The task: The answer must restate the records below word for word.
-------- Entries shown --------
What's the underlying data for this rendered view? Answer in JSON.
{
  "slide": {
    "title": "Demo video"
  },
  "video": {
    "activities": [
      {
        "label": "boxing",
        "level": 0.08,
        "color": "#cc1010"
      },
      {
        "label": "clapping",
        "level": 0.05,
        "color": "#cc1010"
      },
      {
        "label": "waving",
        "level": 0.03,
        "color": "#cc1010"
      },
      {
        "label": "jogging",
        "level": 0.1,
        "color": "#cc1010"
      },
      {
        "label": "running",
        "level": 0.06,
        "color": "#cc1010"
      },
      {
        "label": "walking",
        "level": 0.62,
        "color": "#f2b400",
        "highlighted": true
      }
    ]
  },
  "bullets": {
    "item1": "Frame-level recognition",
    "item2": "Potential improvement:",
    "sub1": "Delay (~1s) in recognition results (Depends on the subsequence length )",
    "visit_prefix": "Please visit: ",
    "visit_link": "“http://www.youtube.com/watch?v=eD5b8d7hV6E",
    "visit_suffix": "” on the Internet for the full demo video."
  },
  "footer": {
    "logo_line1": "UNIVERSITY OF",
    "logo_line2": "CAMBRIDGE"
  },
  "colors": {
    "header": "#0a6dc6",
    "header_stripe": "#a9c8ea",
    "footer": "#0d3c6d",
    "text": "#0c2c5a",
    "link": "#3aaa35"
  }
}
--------
Your response:
What's the underlying data for this rendered view? Answer in JSON.
{
  "slide": {
    "title": "Demo video"
  },
  "video": {
    "activities": [
      {
        "label": "boxing",
        "level": 0.08,
        "color": "#cc1010"
      },
      {
        "label": "clapping",
        "level": 0.05,
        "color": "#cc1010"
      },
      {
        "label": "waving",
        "level": 0.03,
        "color": "#cc1010"
      },
      {
        "label": "jogging",
        "level": 0.1,
        "color": "#cc1010"
      },
      {
        "label": "running",
        "level": 0.06,
        "color": "#cc1010"
      },
      {
        "label": "walking",
        "level": 0.62,
        "color": "#f2b400",
        "highlighted": true
      }
    ]
  },
  "bullets": {
    "item1": "Frame-level recognition",
    "item2": "Potential improvement:",
    "sub1": "Delay (~1s) in recognition results (Depends on the subsequence length )",
    "visit_prefix": "Please visit: ",
    "visit_link": "“http://www.youtube.com/watch?v=eD5b8d7hV6E",
    "visit_suffix": "” on the Internet for the full demo video."
  },
  "footer": {
    "logo_line1": "UNIVERSITY OF",
    "logo_line2": "CAMBRIDGE"
  },
  "colors": {
    "header": "#0a6dc6",
    "header_stripe": "#a9c8ea",
    "footer": "#0d3c6d",
    "text": "#0c2c5a",
    "link": "#3aaa35"
  }
}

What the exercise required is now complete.